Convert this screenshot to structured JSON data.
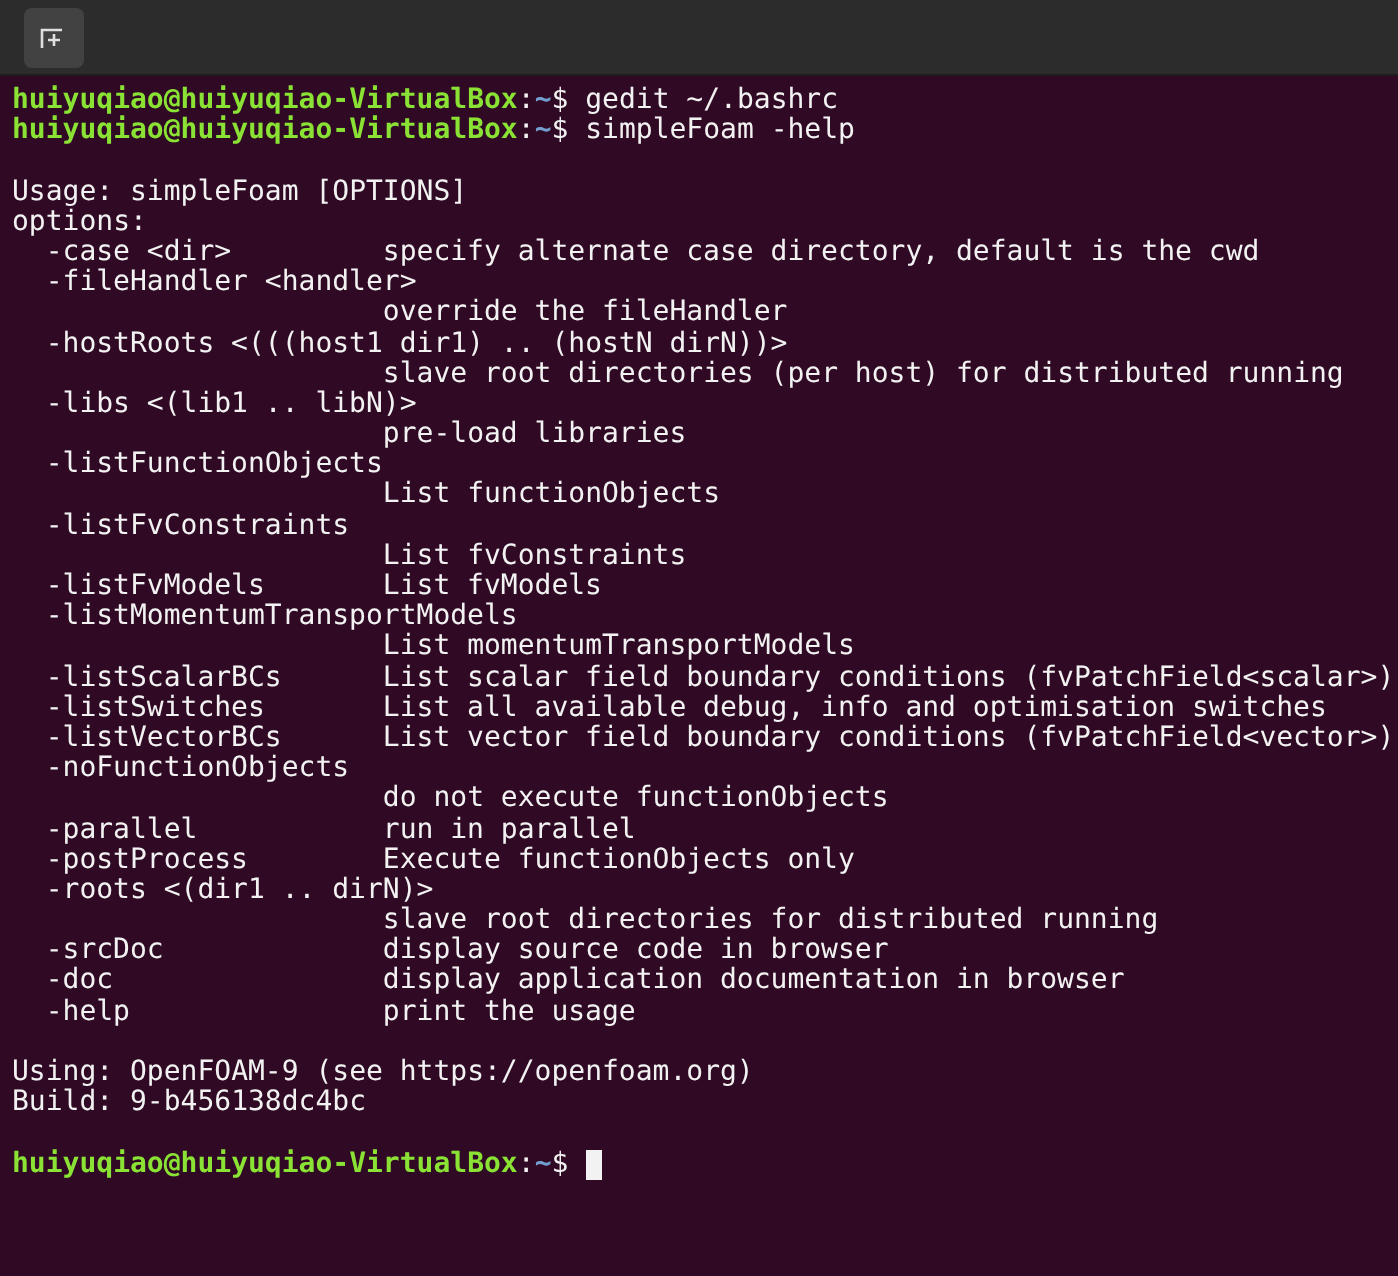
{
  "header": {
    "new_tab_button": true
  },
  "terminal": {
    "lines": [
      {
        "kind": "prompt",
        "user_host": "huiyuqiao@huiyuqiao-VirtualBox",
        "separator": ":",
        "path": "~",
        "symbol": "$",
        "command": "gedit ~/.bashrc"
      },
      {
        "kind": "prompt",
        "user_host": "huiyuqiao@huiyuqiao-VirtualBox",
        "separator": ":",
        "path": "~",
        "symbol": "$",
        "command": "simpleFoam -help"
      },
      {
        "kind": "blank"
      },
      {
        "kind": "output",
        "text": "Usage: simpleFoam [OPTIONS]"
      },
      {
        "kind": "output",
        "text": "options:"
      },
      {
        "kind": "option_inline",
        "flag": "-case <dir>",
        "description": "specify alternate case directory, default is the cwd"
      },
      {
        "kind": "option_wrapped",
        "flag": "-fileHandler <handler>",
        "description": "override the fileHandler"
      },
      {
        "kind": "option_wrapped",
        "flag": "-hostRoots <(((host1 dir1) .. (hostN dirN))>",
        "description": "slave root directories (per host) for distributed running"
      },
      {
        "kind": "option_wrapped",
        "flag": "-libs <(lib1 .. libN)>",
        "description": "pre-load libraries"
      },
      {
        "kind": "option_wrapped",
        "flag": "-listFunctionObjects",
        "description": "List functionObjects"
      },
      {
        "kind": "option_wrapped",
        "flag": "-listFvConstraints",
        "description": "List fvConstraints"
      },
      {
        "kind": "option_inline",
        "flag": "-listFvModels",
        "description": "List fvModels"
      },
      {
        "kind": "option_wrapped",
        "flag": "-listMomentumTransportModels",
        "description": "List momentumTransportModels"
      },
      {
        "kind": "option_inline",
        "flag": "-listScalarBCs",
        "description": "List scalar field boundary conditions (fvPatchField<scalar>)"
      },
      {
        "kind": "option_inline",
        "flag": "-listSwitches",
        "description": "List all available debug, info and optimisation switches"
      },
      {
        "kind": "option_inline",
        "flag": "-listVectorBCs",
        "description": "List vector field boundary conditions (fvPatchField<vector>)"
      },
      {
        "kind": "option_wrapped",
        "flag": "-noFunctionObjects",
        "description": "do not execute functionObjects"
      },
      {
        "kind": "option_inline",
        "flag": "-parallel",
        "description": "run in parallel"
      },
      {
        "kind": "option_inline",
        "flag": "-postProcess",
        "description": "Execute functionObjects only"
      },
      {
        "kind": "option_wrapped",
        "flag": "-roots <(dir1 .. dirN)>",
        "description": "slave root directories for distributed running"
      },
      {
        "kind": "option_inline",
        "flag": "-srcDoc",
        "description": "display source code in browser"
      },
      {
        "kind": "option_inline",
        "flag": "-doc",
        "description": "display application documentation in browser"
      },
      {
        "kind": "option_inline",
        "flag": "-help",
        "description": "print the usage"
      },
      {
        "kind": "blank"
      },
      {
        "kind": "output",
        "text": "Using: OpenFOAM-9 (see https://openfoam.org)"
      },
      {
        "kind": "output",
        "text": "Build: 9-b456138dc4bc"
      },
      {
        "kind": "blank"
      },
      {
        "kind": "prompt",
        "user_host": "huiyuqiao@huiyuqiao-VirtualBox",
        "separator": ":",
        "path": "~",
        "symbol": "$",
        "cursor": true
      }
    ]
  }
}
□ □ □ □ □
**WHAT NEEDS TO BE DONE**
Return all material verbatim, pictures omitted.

**EXERCISE RESPONSE**
Convert this screenshot to structured JSON data.
{
  "header": {
    "new_tab_button": true
  },
  "terminal": {
    "lines": [
      {
        "kind": "prompt",
        "user_host": "huiyuqiao@huiyuqiao-VirtualBox",
        "separator": ":",
        "path": "~",
        "symbol": "$",
        "command": "gedit ~/.bashrc"
      },
      {
        "kind": "prompt",
        "user_host": "huiyuqiao@huiyuqiao-VirtualBox",
        "separator": ":",
        "path": "~",
        "symbol": "$",
        "command": "simpleFoam -help"
      },
      {
        "kind": "blank"
      },
      {
        "kind": "output",
        "text": "Usage: simpleFoam [OPTIONS]"
      },
      {
        "kind": "output",
        "text": "options:"
      },
      {
        "kind": "option_inline",
        "flag": "-case <dir>",
        "description": "specify alternate case directory, default is the cwd"
      },
      {
        "kind": "option_wrapped",
        "flag": "-fileHandler <handler>",
        "description": "override the fileHandler"
      },
      {
        "kind": "option_wrapped",
        "flag": "-hostRoots <(((host1 dir1) .. (hostN dirN))>",
        "description": "slave root directories (per host) for distributed running"
      },
      {
        "kind": "option_wrapped",
        "flag": "-libs <(lib1 .. libN)>",
        "description": "pre-load libraries"
      },
      {
        "kind": "option_wrapped",
        "flag": "-listFunctionObjects",
        "description": "List functionObjects"
      },
      {
        "kind": "option_wrapped",
        "flag": "-listFvConstraints",
        "description": "List fvConstraints"
      },
      {
        "kind": "option_inline",
        "flag": "-listFvModels",
        "description": "List fvModels"
      },
      {
        "kind": "option_wrapped",
        "flag": "-listMomentumTransportModels",
        "description": "List momentumTransportModels"
      },
      {
        "kind": "option_inline",
        "flag": "-listScalarBCs",
        "description": "List scalar field boundary conditions (fvPatchField<scalar>)"
      },
      {
        "kind": "option_inline",
        "flag": "-listSwitches",
        "description": "List all available debug, info and optimisation switches"
      },
      {
        "kind": "option_inline",
        "flag": "-listVectorBCs",
        "description": "List vector field boundary conditions (fvPatchField<vector>)"
      },
      {
        "kind": "option_wrapped",
        "flag": "-noFunctionObjects",
        "description": "do not execute functionObjects"
      },
      {
        "kind": "option_inline",
        "flag": "-parallel",
        "description": "run in parallel"
      },
      {
        "kind": "option_inline",
        "flag": "-postProcess",
        "description": "Execute functionObjects only"
      },
      {
        "kind": "option_wrapped",
        "flag": "-roots <(dir1 .. dirN)>",
        "description": "slave root directories for distributed running"
      },
      {
        "kind": "option_inline",
        "flag": "-srcDoc",
        "description": "display source code in browser"
      },
      {
        "kind": "option_inline",
        "flag": "-doc",
        "description": "display application documentation in browser"
      },
      {
        "kind": "option_inline",
        "flag": "-help",
        "description": "print the usage"
      },
      {
        "kind": "blank"
      },
      {
        "kind": "output",
        "text": "Using: OpenFOAM-9 (see https://openfoam.org)"
      },
      {
        "kind": "output",
        "text": "Build: 9-b456138dc4bc"
      },
      {
        "kind": "blank"
      },
      {
        "kind": "prompt",
        "user_host": "huiyuqiao@huiyuqiao-VirtualBox",
        "separator": ":",
        "path": "~",
        "symbol": "$",
        "cursor": true
      }
    ]
  }
}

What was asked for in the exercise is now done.